Start of Entries shown

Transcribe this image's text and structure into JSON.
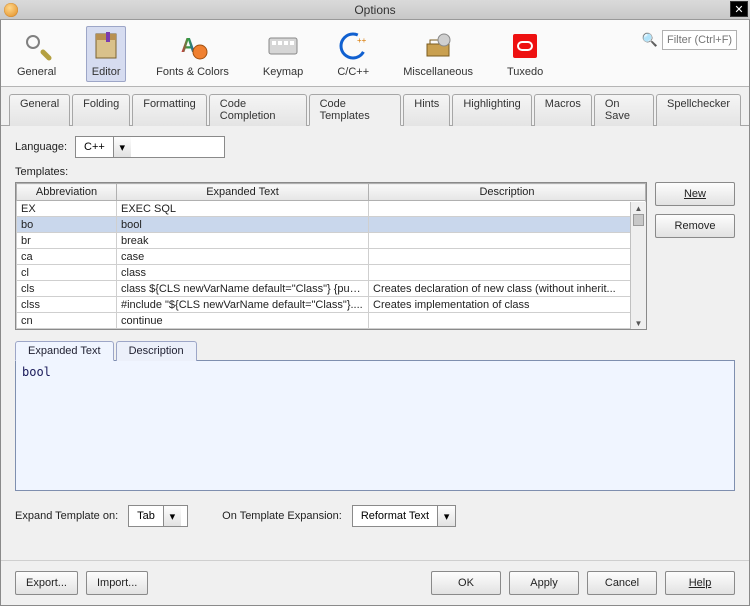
{
  "title": "Options",
  "search_placeholder": "Filter (Ctrl+F)",
  "toolbar": [
    {
      "label": "General"
    },
    {
      "label": "Editor",
      "selected": true
    },
    {
      "label": "Fonts & Colors"
    },
    {
      "label": "Keymap"
    },
    {
      "label": "C/C++"
    },
    {
      "label": "Miscellaneous"
    },
    {
      "label": "Tuxedo"
    }
  ],
  "inner_tabs": [
    "General",
    "Folding",
    "Formatting",
    "Code Completion",
    "Code Templates",
    "Hints",
    "Highlighting",
    "Macros",
    "On Save",
    "Spellchecker"
  ],
  "inner_tab_active": "Code Templates",
  "language_label": "Language:",
  "language_value": "C++",
  "templates_label": "Templates:",
  "columns": [
    "Abbreviation",
    "Expanded Text",
    "Description"
  ],
  "rows": [
    {
      "abbr": "EX",
      "exp": "EXEC SQL",
      "desc": ""
    },
    {
      "abbr": "bo",
      "exp": "bool",
      "desc": "",
      "selected": true
    },
    {
      "abbr": "br",
      "exp": "break",
      "desc": ""
    },
    {
      "abbr": "ca",
      "exp": "case",
      "desc": ""
    },
    {
      "abbr": "cl",
      "exp": "class",
      "desc": ""
    },
    {
      "abbr": "cls",
      "exp": "class ${CLS newVarName default=\"Class\"} {pub...",
      "desc": "Creates declaration of new class (without inherit..."
    },
    {
      "abbr": "clss",
      "exp": "#include \"${CLS newVarName default=\"Class\"}....",
      "desc": "Creates implementation of class"
    },
    {
      "abbr": "cn",
      "exp": "continue",
      "desc": ""
    }
  ],
  "side_buttons": {
    "new": "New",
    "remove": "Remove"
  },
  "sub_tabs": [
    "Expanded Text",
    "Description"
  ],
  "sub_tab_active": "Expanded Text",
  "editor_text": "bool",
  "expand_template_label": "Expand Template on:",
  "expand_template_value": "Tab",
  "on_expansion_label": "On Template Expansion:",
  "on_expansion_value": "Reformat Text",
  "bottom": {
    "export": "Export...",
    "import": "Import...",
    "ok": "OK",
    "apply": "Apply",
    "cancel": "Cancel",
    "help": "Help"
  }
}
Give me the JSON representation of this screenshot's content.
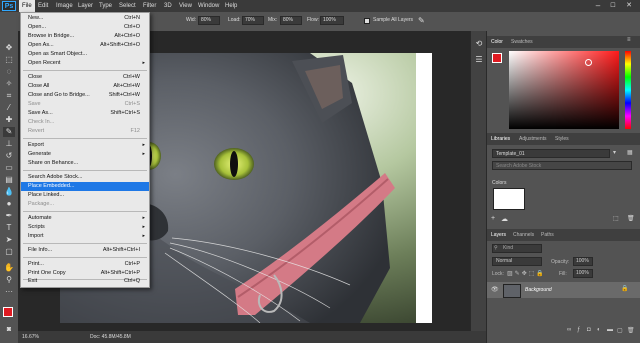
{
  "app": {
    "logo": "Ps"
  },
  "menubar": {
    "items": [
      "File",
      "Edit",
      "Image",
      "Layer",
      "Type",
      "Select",
      "Filter",
      "3D",
      "View",
      "Window",
      "Help"
    ],
    "active": "File"
  },
  "window_controls": {
    "minimize": "–",
    "maximize": "☐",
    "close": "✕"
  },
  "options": {
    "wid_label": "Wid:",
    "wid_value": "80%",
    "load_label": "Load:",
    "load_value": "70%",
    "mix_label": "Mix:",
    "mix_value": "80%",
    "flow_label": "Flow:",
    "flow_value": "100%",
    "sample_label": "Sample All Layers"
  },
  "file_menu": {
    "items": [
      {
        "label": "New...",
        "shortcut": "Ctrl+N"
      },
      {
        "label": "Open...",
        "shortcut": "Ctrl+O"
      },
      {
        "label": "Browse in Bridge...",
        "shortcut": "Alt+Ctrl+O"
      },
      {
        "label": "Open As...",
        "shortcut": "Alt+Shift+Ctrl+O"
      },
      {
        "label": "Open as Smart Object...",
        "shortcut": ""
      },
      {
        "label": "Open Recent",
        "shortcut": ""
      },
      {
        "label": "Close",
        "shortcut": "Ctrl+W"
      },
      {
        "label": "Close All",
        "shortcut": "Alt+Ctrl+W"
      },
      {
        "label": "Close and Go to Bridge...",
        "shortcut": "Shift+Ctrl+W"
      },
      {
        "label": "Save",
        "shortcut": "Ctrl+S"
      },
      {
        "label": "Save As...",
        "shortcut": "Shift+Ctrl+S"
      },
      {
        "label": "Check In...",
        "shortcut": ""
      },
      {
        "label": "Revert",
        "shortcut": "F12"
      },
      {
        "label": "Export",
        "shortcut": ""
      },
      {
        "label": "Generate",
        "shortcut": ""
      },
      {
        "label": "Share on Behance...",
        "shortcut": ""
      },
      {
        "label": "Search Adobe Stock...",
        "shortcut": ""
      },
      {
        "label": "Place Embedded...",
        "shortcut": ""
      },
      {
        "label": "Place Linked...",
        "shortcut": ""
      },
      {
        "label": "Package...",
        "shortcut": ""
      },
      {
        "label": "Automate",
        "shortcut": ""
      },
      {
        "label": "Scripts",
        "shortcut": ""
      },
      {
        "label": "Import",
        "shortcut": ""
      },
      {
        "label": "File Info...",
        "shortcut": "Alt+Shift+Ctrl+I"
      },
      {
        "label": "Print...",
        "shortcut": "Ctrl+P"
      },
      {
        "label": "Print One Copy",
        "shortcut": "Alt+Shift+Ctrl+P"
      },
      {
        "label": "Exit",
        "shortcut": "Ctrl+Q"
      }
    ],
    "highlighted": "Place Embedded..."
  },
  "color_panel": {
    "tabs": [
      "Color",
      "Swatches"
    ],
    "fg_color": "#e01b22",
    "hue_color": "#ff1a1a"
  },
  "libraries_panel": {
    "tabs": [
      "Libraries",
      "Adjustments",
      "Styles"
    ],
    "library_name": "Template_01",
    "search_placeholder": "Search Adobe Stock",
    "group_label": "Colors"
  },
  "layers_panel": {
    "tabs": [
      "Layers",
      "Channels",
      "Paths"
    ],
    "kind_label": "Kind",
    "mode_value": "Normal",
    "opacity_label": "Opacity:",
    "opacity_value": "100%",
    "lock_label": "Lock:",
    "fill_label": "Fill:",
    "fill_value": "100%",
    "layer_name": "Background"
  },
  "status": {
    "zoom": "16.67%",
    "doc": "Doc: 45.8M/45.8M"
  }
}
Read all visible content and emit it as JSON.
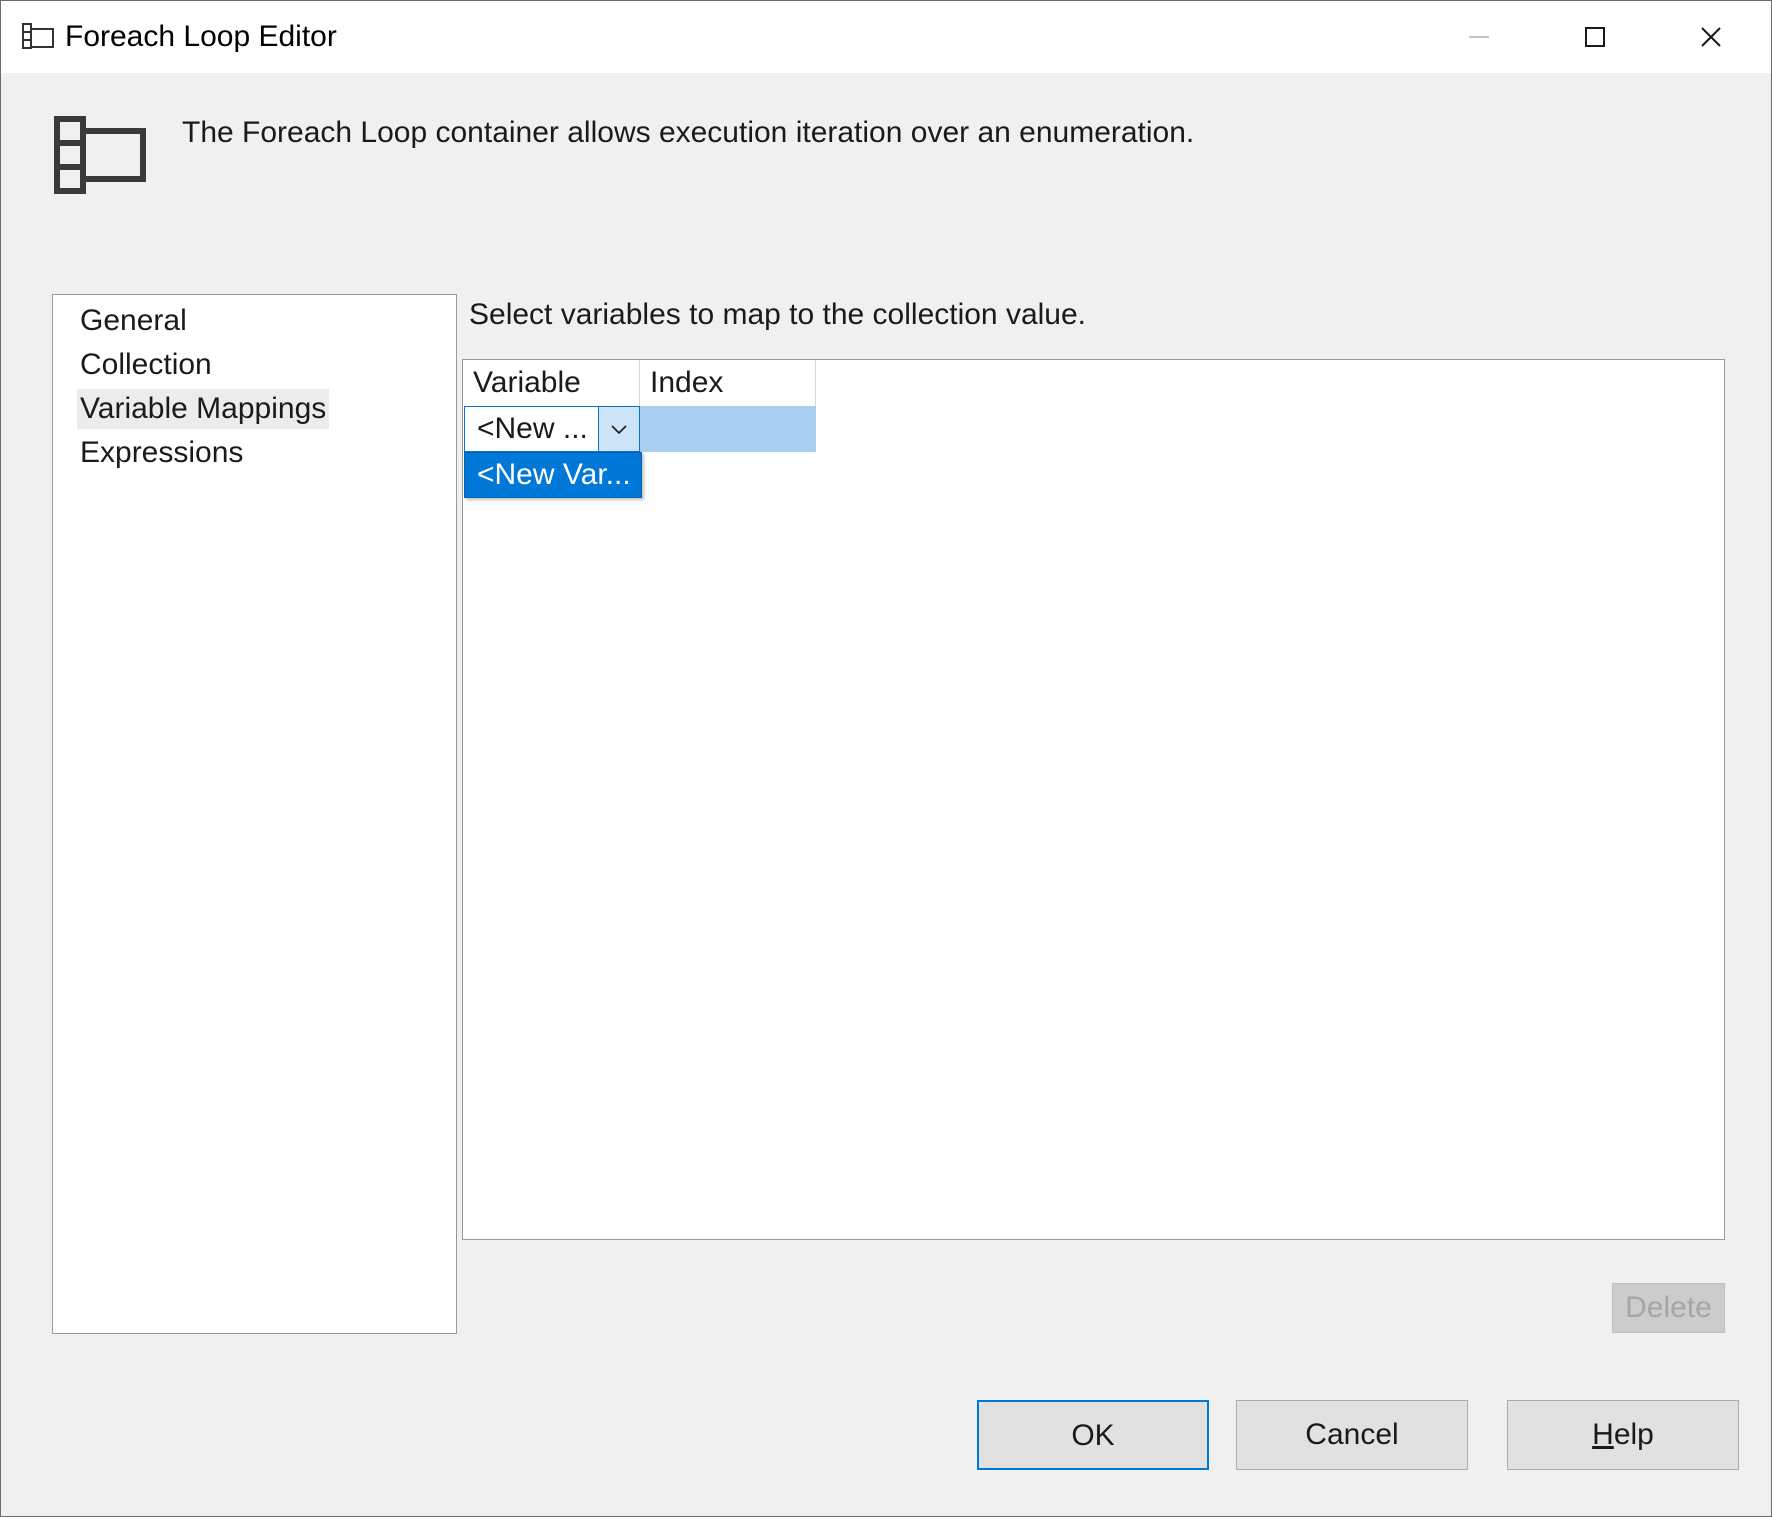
{
  "window": {
    "title": "Foreach Loop Editor",
    "icon": "foreach-loop-icon",
    "controls": [
      "minimize-icon",
      "maximize-icon",
      "close-icon"
    ]
  },
  "header": {
    "description": "The Foreach Loop container allows execution iteration over an enumeration.",
    "icon": "foreach-loop-icon"
  },
  "nav": {
    "items": [
      {
        "label": "General"
      },
      {
        "label": "Collection"
      },
      {
        "label": "Variable Mappings",
        "selected": true
      },
      {
        "label": "Expressions"
      }
    ]
  },
  "main": {
    "instruction": "Select variables to map to the collection value.",
    "grid": {
      "columns": [
        "Variable",
        "Index"
      ],
      "rows": [
        {
          "variable": "<New ...",
          "index": ""
        }
      ],
      "dropdown_options": [
        "<New Var..."
      ]
    },
    "delete_label": "Delete"
  },
  "buttons": {
    "ok": "OK",
    "cancel": "Cancel",
    "help_mnemonic": "H",
    "help_rest": "elp"
  },
  "colors": {
    "accent": "#0078d7",
    "selection_light": "#a9cff0",
    "window_bg": "#f0f0f0"
  }
}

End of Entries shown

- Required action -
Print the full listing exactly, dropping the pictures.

- Your solution -
Transcribe this image's text and structure into JSON.
{
  "title": "Options",
  "search_placeholder": "Filter (Ctrl+F)",
  "toolbar": [
    {
      "label": "General"
    },
    {
      "label": "Editor",
      "selected": true
    },
    {
      "label": "Fonts & Colors"
    },
    {
      "label": "Keymap"
    },
    {
      "label": "C/C++"
    },
    {
      "label": "Miscellaneous"
    },
    {
      "label": "Tuxedo"
    }
  ],
  "inner_tabs": [
    "General",
    "Folding",
    "Formatting",
    "Code Completion",
    "Code Templates",
    "Hints",
    "Highlighting",
    "Macros",
    "On Save",
    "Spellchecker"
  ],
  "inner_tab_active": "Code Templates",
  "language_label": "Language:",
  "language_value": "C++",
  "templates_label": "Templates:",
  "columns": [
    "Abbreviation",
    "Expanded Text",
    "Description"
  ],
  "rows": [
    {
      "abbr": "EX",
      "exp": "EXEC SQL",
      "desc": ""
    },
    {
      "abbr": "bo",
      "exp": "bool",
      "desc": "",
      "selected": true
    },
    {
      "abbr": "br",
      "exp": "break",
      "desc": ""
    },
    {
      "abbr": "ca",
      "exp": "case",
      "desc": ""
    },
    {
      "abbr": "cl",
      "exp": "class",
      "desc": ""
    },
    {
      "abbr": "cls",
      "exp": "class ${CLS newVarName default=\"Class\"} {pub...",
      "desc": "Creates declaration of new class (without inherit..."
    },
    {
      "abbr": "clss",
      "exp": "#include \"${CLS newVarName default=\"Class\"}....",
      "desc": "Creates implementation of class"
    },
    {
      "abbr": "cn",
      "exp": "continue",
      "desc": ""
    }
  ],
  "side_buttons": {
    "new": "New",
    "remove": "Remove"
  },
  "sub_tabs": [
    "Expanded Text",
    "Description"
  ],
  "sub_tab_active": "Expanded Text",
  "editor_text": "bool",
  "expand_template_label": "Expand Template on:",
  "expand_template_value": "Tab",
  "on_expansion_label": "On Template Expansion:",
  "on_expansion_value": "Reformat Text",
  "bottom": {
    "export": "Export...",
    "import": "Import...",
    "ok": "OK",
    "apply": "Apply",
    "cancel": "Cancel",
    "help": "Help"
  }
}
Give me the JSON representation of this screenshot's content.
{
  "app": {
    "logo": "Ps"
  },
  "menubar": {
    "items": [
      "File",
      "Edit",
      "Image",
      "Layer",
      "Type",
      "Select",
      "Filter",
      "3D",
      "View",
      "Window",
      "Help"
    ],
    "active": "File"
  },
  "window_controls": {
    "minimize": "–",
    "maximize": "☐",
    "close": "✕"
  },
  "options": {
    "wid_label": "Wid:",
    "wid_value": "80%",
    "load_label": "Load:",
    "load_value": "70%",
    "mix_label": "Mix:",
    "mix_value": "80%",
    "flow_label": "Flow:",
    "flow_value": "100%",
    "sample_label": "Sample All Layers"
  },
  "file_menu": {
    "items": [
      {
        "label": "New...",
        "shortcut": "Ctrl+N"
      },
      {
        "label": "Open...",
        "shortcut": "Ctrl+O"
      },
      {
        "label": "Browse in Bridge...",
        "shortcut": "Alt+Ctrl+O"
      },
      {
        "label": "Open As...",
        "shortcut": "Alt+Shift+Ctrl+O"
      },
      {
        "label": "Open as Smart Object...",
        "shortcut": ""
      },
      {
        "label": "Open Recent",
        "shortcut": ""
      },
      {
        "label": "Close",
        "shortcut": "Ctrl+W"
      },
      {
        "label": "Close All",
        "shortcut": "Alt+Ctrl+W"
      },
      {
        "label": "Close and Go to Bridge...",
        "shortcut": "Shift+Ctrl+W"
      },
      {
        "label": "Save",
        "shortcut": "Ctrl+S"
      },
      {
        "label": "Save As...",
        "shortcut": "Shift+Ctrl+S"
      },
      {
        "label": "Check In...",
        "shortcut": ""
      },
      {
        "label": "Revert",
        "shortcut": "F12"
      },
      {
        "label": "Export",
        "shortcut": ""
      },
      {
        "label": "Generate",
        "shortcut": ""
      },
      {
        "label": "Share on Behance...",
        "shortcut": ""
      },
      {
        "label": "Search Adobe Stock...",
        "shortcut": ""
      },
      {
        "label": "Place Embedded...",
        "shortcut": ""
      },
      {
        "label": "Place Linked...",
        "shortcut": ""
      },
      {
        "label": "Package...",
        "shortcut": ""
      },
      {
        "label": "Automate",
        "shortcut": ""
      },
      {
        "label": "Scripts",
        "shortcut": ""
      },
      {
        "label": "Import",
        "shortcut": ""
      },
      {
        "label": "File Info...",
        "shortcut": "Alt+Shift+Ctrl+I"
      },
      {
        "label": "Print...",
        "shortcut": "Ctrl+P"
      },
      {
        "label": "Print One Copy",
        "shortcut": "Alt+Shift+Ctrl+P"
      },
      {
        "label": "Exit",
        "shortcut": "Ctrl+Q"
      }
    ],
    "highlighted": "Place Embedded..."
  },
  "color_panel": {
    "tabs": [
      "Color",
      "Swatches"
    ],
    "fg_color": "#e01b22",
    "hue_color": "#ff1a1a"
  },
  "libraries_panel": {
    "tabs": [
      "Libraries",
      "Adjustments",
      "Styles"
    ],
    "library_name": "Template_01",
    "search_placeholder": "Search Adobe Stock",
    "group_label": "Colors"
  },
  "layers_panel": {
    "tabs": [
      "Layers",
      "Channels",
      "Paths"
    ],
    "kind_label": "Kind",
    "mode_value": "Normal",
    "opacity_label": "Opacity:",
    "opacity_value": "100%",
    "lock_label": "Lock:",
    "fill_label": "Fill:",
    "fill_value": "100%",
    "layer_name": "Background"
  },
  "status": {
    "zoom": "16.67%",
    "doc": "Doc: 45.8M/45.8M"
  }
}
Read all visible content and emit it as JSON.
{
  "window": {
    "title": "Foreach Loop Editor",
    "icon": "foreach-loop-icon",
    "controls": [
      "minimize-icon",
      "maximize-icon",
      "close-icon"
    ]
  },
  "header": {
    "description": "The Foreach Loop container allows execution iteration over an enumeration.",
    "icon": "foreach-loop-icon"
  },
  "nav": {
    "items": [
      {
        "label": "General"
      },
      {
        "label": "Collection"
      },
      {
        "label": "Variable Mappings",
        "selected": true
      },
      {
        "label": "Expressions"
      }
    ]
  },
  "main": {
    "instruction": "Select variables to map to the collection value.",
    "grid": {
      "columns": [
        "Variable",
        "Index"
      ],
      "rows": [
        {
          "variable": "<New ...",
          "index": ""
        }
      ],
      "dropdown_options": [
        "<New Var..."
      ]
    },
    "delete_label": "Delete"
  },
  "buttons": {
    "ok": "OK",
    "cancel": "Cancel",
    "help_mnemonic": "H",
    "help_rest": "elp"
  },
  "colors": {
    "accent": "#0078d7",
    "selection_light": "#a9cff0",
    "window_bg": "#f0f0f0"
  }
}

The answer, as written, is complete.